According to a press release today and keeping to the timeline set last week, Imperial College in London has proceeded with Phase I human trials for their COVID-19 vaccine.
See our Vaccine Tracker where we track every COVID-19 Vaccine currently in development.
The lead scientist, Robert Shattock, pioneered the technology of self-amplifying RNA which allows the development to outpace others at a lower cost. The College hopes to make this vaccine available to the UK as well as low-income countries.
According to a news article from the College, “For COVID-19, the technology is used to deliver genetic instructions to muscle cells to make the ‘spike’ protein found on the surface of the coronavirus. This evokes an immune response in the host to produce immunity to the SARS-CoV-2 virus.” Shattock was able to source genetic code from the virus from China and complete initial trials in early January.

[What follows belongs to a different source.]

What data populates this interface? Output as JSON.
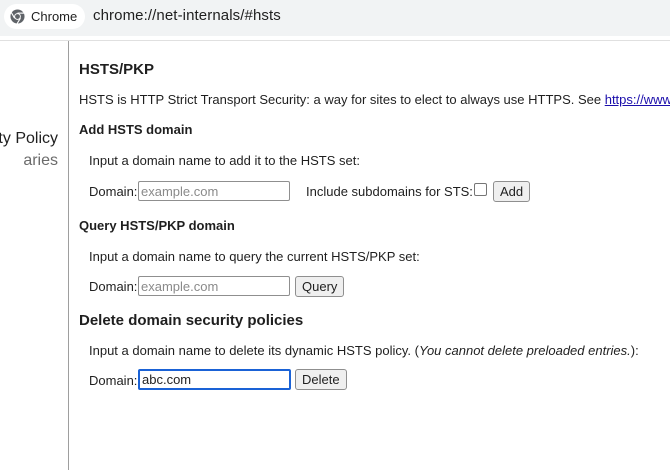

In the long-term, a viable vaccine could be vital for protecting the most vulnerable, enabling restrictions to be eased and helping people to get back to normal life.
— Professor Robin Shattock, Principal Investigator, COVID-19 vaccine trial
Imperial's vaccine development is funded by £46M in philanthropic and government funding. This vaccine is different from any we've covered at covidvax.news in Shattock's own "self-amplifying" RNA technology.
The reason for the faster pace can be attributed to the self-amplifying technology of the vaccine where a smaller manufacturing footprint will be used to produce “tens of millions of vaccines” through next year. With self-amplifying RNA, the vaccine uses synthetic genetic strands of the virus, allowing our bodies to produce harmless copies of it ourselves to trigger immunity.
“From a scientific perspective, new technologies mean we have been able to get moving on a potential vaccine with unprecedented speed. We’ve been able to produce a vaccine from scratch and take it to human trials in just a few months – from code to candidate - which has never been done before with this type of vaccine. If our approach works and the vaccine provides effective protection against disease, it could revolutionise how we respond to disease outbreaks in future.”
The article describes the impact of their vaccine as: "For the UK and low-income countries abroad, Imperial and VGH will waive royalties and charge only modest cost-plus prices to sustain the enterprise’s work, accelerate global distribution and support new research."
The next phase of testing will cover 300 healthy individuals each receiving two doses. Successful testing in humans will eventually move the team into a final phase covering 6,000 participants.
“These clinical studies are crucial in showing the safety of any new vaccine, and demonstrating the immune response it produces
— Dr Katrina PollockChief Investigator, COVID-19 vaccine trial
Imperial college predicts the vaccine could become available as soon as Spring 2021.